** Opening INPUT DATA block **

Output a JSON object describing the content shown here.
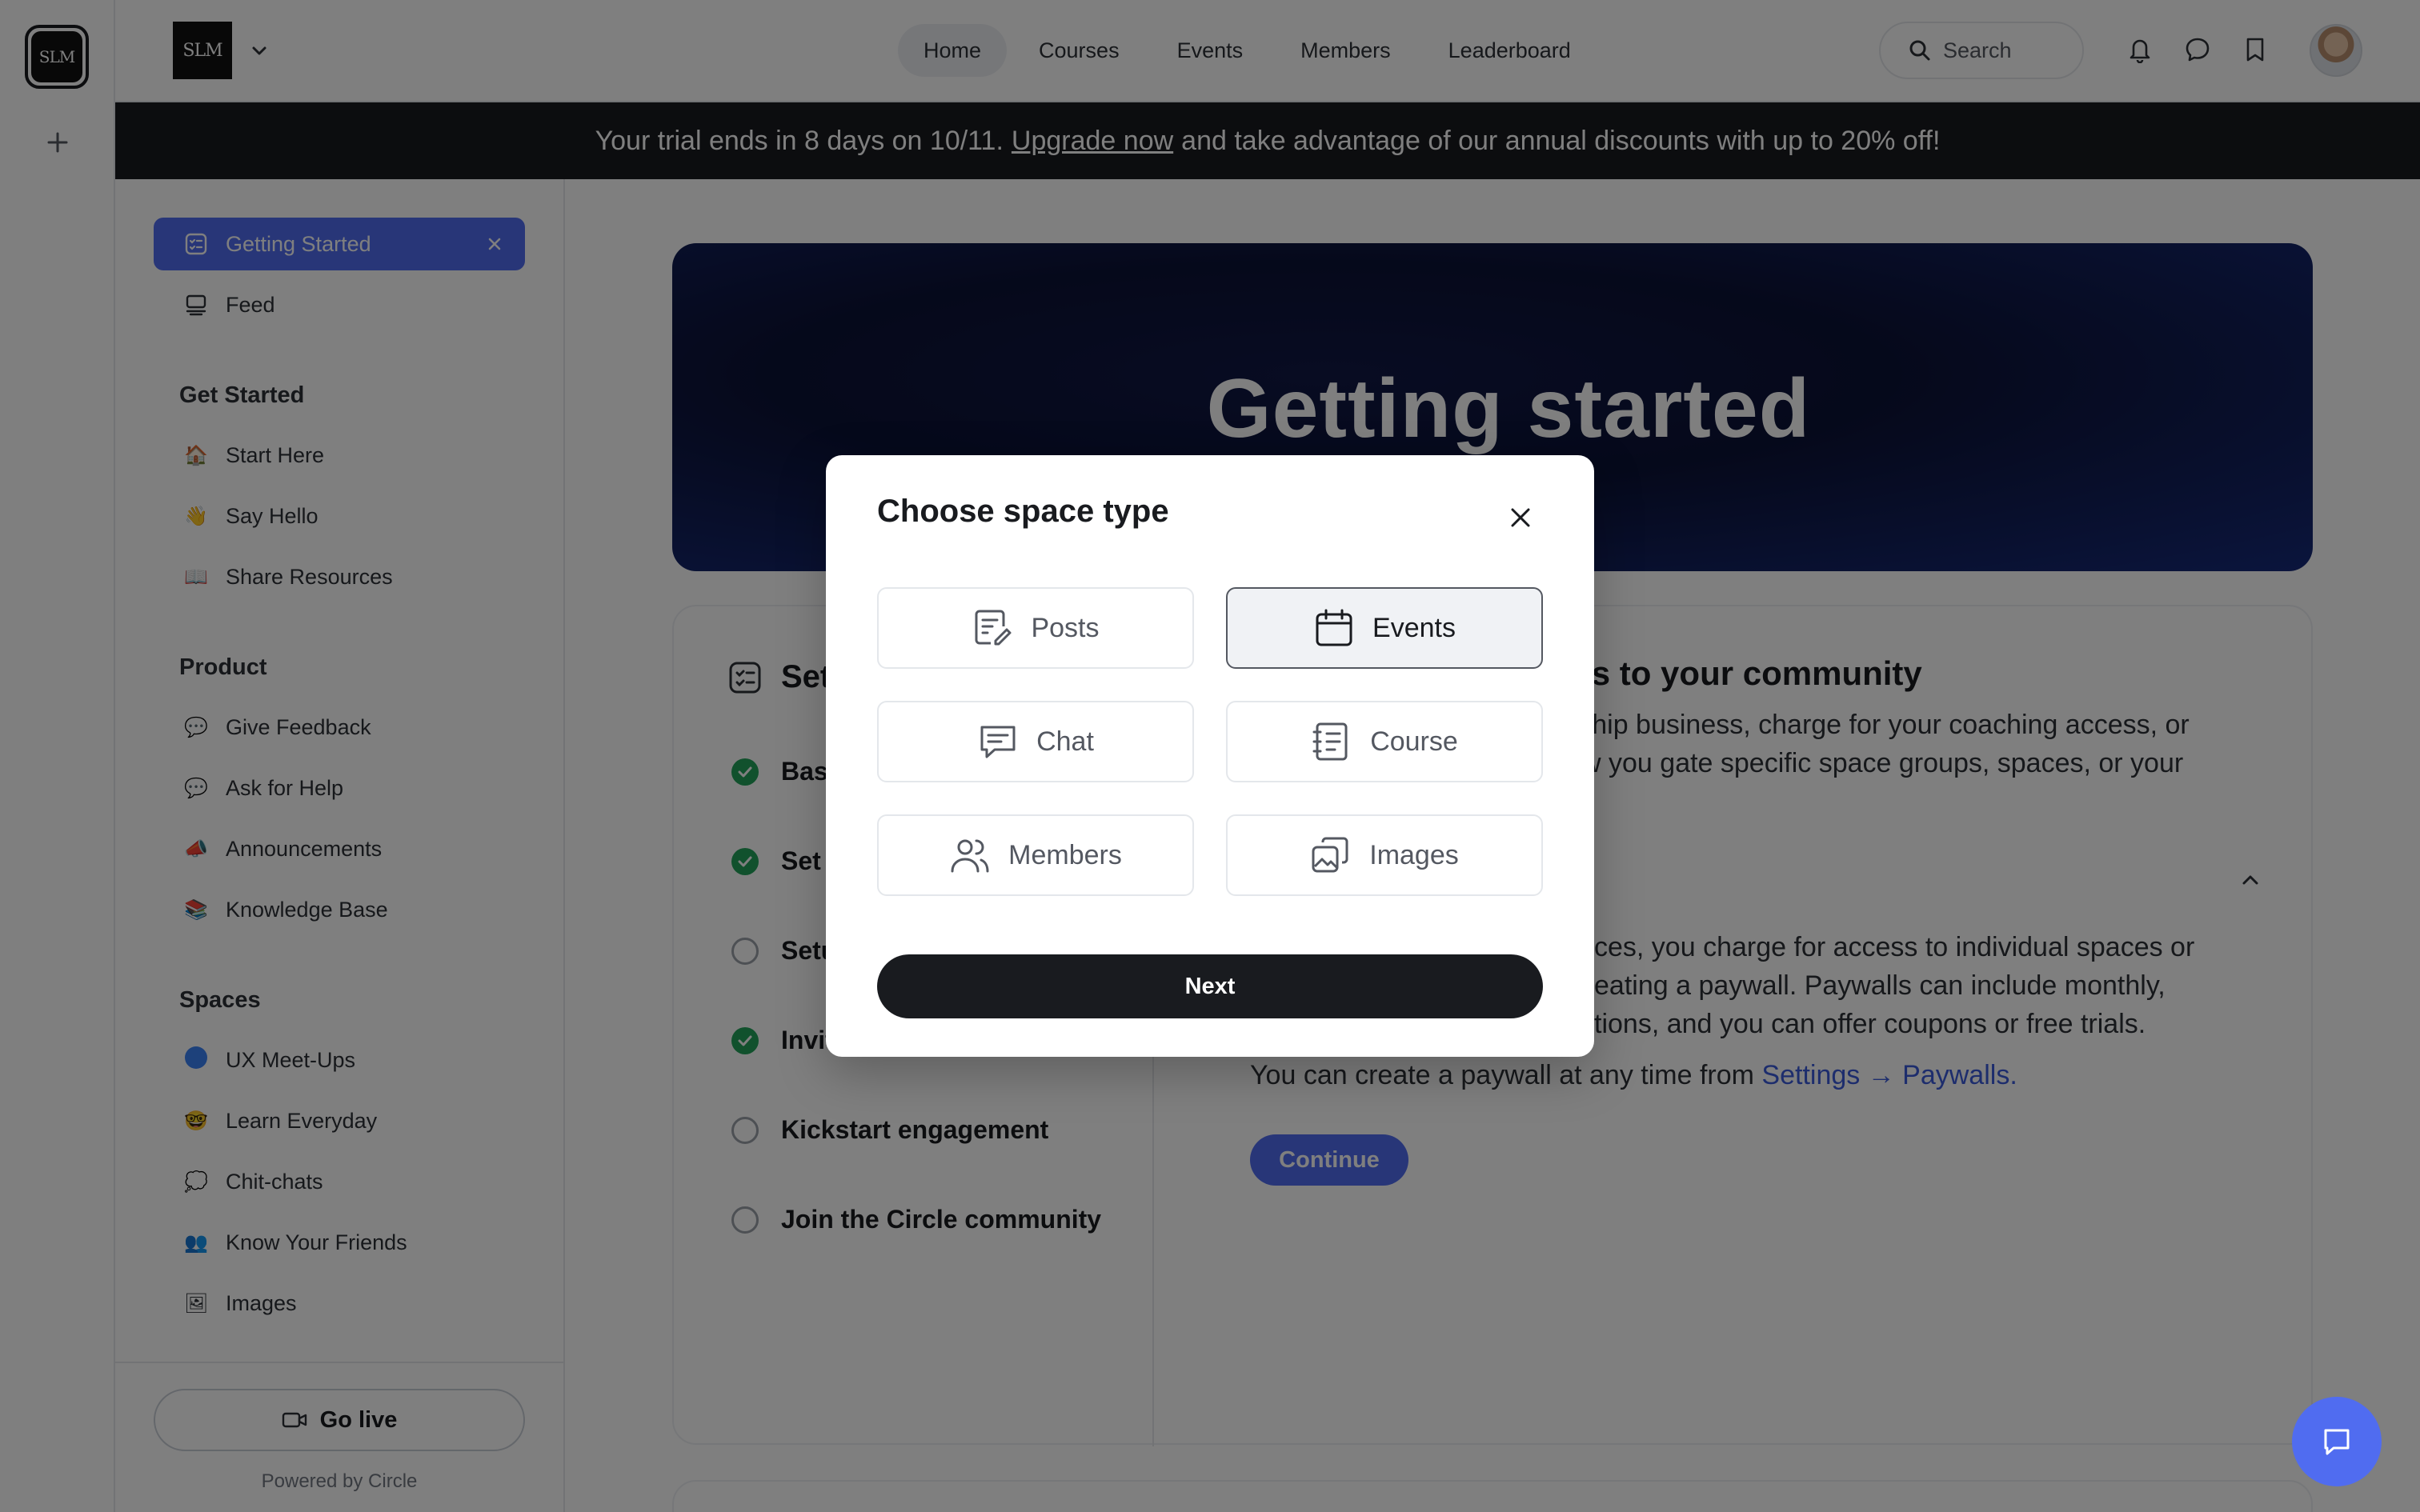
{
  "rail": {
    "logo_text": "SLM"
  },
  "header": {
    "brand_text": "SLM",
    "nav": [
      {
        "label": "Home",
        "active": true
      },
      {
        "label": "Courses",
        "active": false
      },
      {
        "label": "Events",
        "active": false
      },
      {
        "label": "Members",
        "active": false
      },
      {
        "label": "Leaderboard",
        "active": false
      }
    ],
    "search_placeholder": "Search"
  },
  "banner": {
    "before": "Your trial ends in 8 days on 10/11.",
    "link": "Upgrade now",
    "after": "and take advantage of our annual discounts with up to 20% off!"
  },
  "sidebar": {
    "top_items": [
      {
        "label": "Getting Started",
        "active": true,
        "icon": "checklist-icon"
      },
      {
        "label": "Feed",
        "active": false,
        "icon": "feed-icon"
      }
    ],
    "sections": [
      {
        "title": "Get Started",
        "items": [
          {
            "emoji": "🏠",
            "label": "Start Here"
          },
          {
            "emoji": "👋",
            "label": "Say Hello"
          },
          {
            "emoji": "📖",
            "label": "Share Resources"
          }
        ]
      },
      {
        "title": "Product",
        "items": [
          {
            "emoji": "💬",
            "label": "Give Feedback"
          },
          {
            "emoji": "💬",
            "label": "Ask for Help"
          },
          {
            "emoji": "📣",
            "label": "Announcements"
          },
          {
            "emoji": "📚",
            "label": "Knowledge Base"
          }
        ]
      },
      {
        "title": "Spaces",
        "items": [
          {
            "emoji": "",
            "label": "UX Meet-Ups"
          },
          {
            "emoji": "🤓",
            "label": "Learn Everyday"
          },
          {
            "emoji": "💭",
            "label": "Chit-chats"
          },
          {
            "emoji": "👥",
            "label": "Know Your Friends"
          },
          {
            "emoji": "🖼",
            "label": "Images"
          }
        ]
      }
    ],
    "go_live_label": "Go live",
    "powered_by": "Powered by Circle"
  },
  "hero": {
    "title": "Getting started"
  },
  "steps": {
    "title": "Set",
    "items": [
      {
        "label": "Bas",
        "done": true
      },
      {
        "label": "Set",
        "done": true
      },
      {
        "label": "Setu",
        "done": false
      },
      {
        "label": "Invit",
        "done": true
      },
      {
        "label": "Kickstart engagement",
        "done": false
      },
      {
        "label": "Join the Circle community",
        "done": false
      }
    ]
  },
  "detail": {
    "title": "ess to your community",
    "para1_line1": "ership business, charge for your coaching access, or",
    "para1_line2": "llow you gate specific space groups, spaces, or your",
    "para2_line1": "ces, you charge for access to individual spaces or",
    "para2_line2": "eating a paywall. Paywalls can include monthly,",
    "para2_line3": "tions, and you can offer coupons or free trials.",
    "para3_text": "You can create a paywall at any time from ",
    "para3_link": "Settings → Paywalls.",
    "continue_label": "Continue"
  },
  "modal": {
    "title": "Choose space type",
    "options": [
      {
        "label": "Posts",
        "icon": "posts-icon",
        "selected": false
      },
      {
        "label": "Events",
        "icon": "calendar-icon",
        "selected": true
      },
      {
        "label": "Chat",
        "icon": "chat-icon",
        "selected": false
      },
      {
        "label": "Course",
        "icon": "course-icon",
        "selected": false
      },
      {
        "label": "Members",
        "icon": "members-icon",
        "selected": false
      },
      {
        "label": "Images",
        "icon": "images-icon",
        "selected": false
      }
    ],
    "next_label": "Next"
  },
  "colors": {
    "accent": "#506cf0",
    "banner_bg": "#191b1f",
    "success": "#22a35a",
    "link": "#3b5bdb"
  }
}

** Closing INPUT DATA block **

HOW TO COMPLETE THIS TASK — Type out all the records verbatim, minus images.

RESULT BELOW —
Output a JSON object describing the content shown here.
{
  "rail": {
    "logo_text": "SLM"
  },
  "header": {
    "brand_text": "SLM",
    "nav": [
      {
        "label": "Home",
        "active": true
      },
      {
        "label": "Courses",
        "active": false
      },
      {
        "label": "Events",
        "active": false
      },
      {
        "label": "Members",
        "active": false
      },
      {
        "label": "Leaderboard",
        "active": false
      }
    ],
    "search_placeholder": "Search"
  },
  "banner": {
    "before": "Your trial ends in 8 days on 10/11.",
    "link": "Upgrade now",
    "after": "and take advantage of our annual discounts with up to 20% off!"
  },
  "sidebar": {
    "top_items": [
      {
        "label": "Getting Started",
        "active": true,
        "icon": "checklist-icon"
      },
      {
        "label": "Feed",
        "active": false,
        "icon": "feed-icon"
      }
    ],
    "sections": [
      {
        "title": "Get Started",
        "items": [
          {
            "emoji": "🏠",
            "label": "Start Here"
          },
          {
            "emoji": "👋",
            "label": "Say Hello"
          },
          {
            "emoji": "📖",
            "label": "Share Resources"
          }
        ]
      },
      {
        "title": "Product",
        "items": [
          {
            "emoji": "💬",
            "label": "Give Feedback"
          },
          {
            "emoji": "💬",
            "label": "Ask for Help"
          },
          {
            "emoji": "📣",
            "label": "Announcements"
          },
          {
            "emoji": "📚",
            "label": "Knowledge Base"
          }
        ]
      },
      {
        "title": "Spaces",
        "items": [
          {
            "emoji": "",
            "label": "UX Meet-Ups"
          },
          {
            "emoji": "🤓",
            "label": "Learn Everyday"
          },
          {
            "emoji": "💭",
            "label": "Chit-chats"
          },
          {
            "emoji": "👥",
            "label": "Know Your Friends"
          },
          {
            "emoji": "🖼",
            "label": "Images"
          }
        ]
      }
    ],
    "go_live_label": "Go live",
    "powered_by": "Powered by Circle"
  },
  "hero": {
    "title": "Getting started"
  },
  "steps": {
    "title": "Set",
    "items": [
      {
        "label": "Bas",
        "done": true
      },
      {
        "label": "Set",
        "done": true
      },
      {
        "label": "Setu",
        "done": false
      },
      {
        "label": "Invit",
        "done": true
      },
      {
        "label": "Kickstart engagement",
        "done": false
      },
      {
        "label": "Join the Circle community",
        "done": false
      }
    ]
  },
  "detail": {
    "title": "ess to your community",
    "para1_line1": "ership business, charge for your coaching access, or",
    "para1_line2": "llow you gate specific space groups, spaces, or your",
    "para2_line1": "ces, you charge for access to individual spaces or",
    "para2_line2": "eating a paywall. Paywalls can include monthly,",
    "para2_line3": "tions, and you can offer coupons or free trials.",
    "para3_text": "You can create a paywall at any time from ",
    "para3_link": "Settings → Paywalls.",
    "continue_label": "Continue"
  },
  "modal": {
    "title": "Choose space type",
    "options": [
      {
        "label": "Posts",
        "icon": "posts-icon",
        "selected": false
      },
      {
        "label": "Events",
        "icon": "calendar-icon",
        "selected": true
      },
      {
        "label": "Chat",
        "icon": "chat-icon",
        "selected": false
      },
      {
        "label": "Course",
        "icon": "course-icon",
        "selected": false
      },
      {
        "label": "Members",
        "icon": "members-icon",
        "selected": false
      },
      {
        "label": "Images",
        "icon": "images-icon",
        "selected": false
      }
    ],
    "next_label": "Next"
  },
  "colors": {
    "accent": "#506cf0",
    "banner_bg": "#191b1f",
    "success": "#22a35a",
    "link": "#3b5bdb"
  }
}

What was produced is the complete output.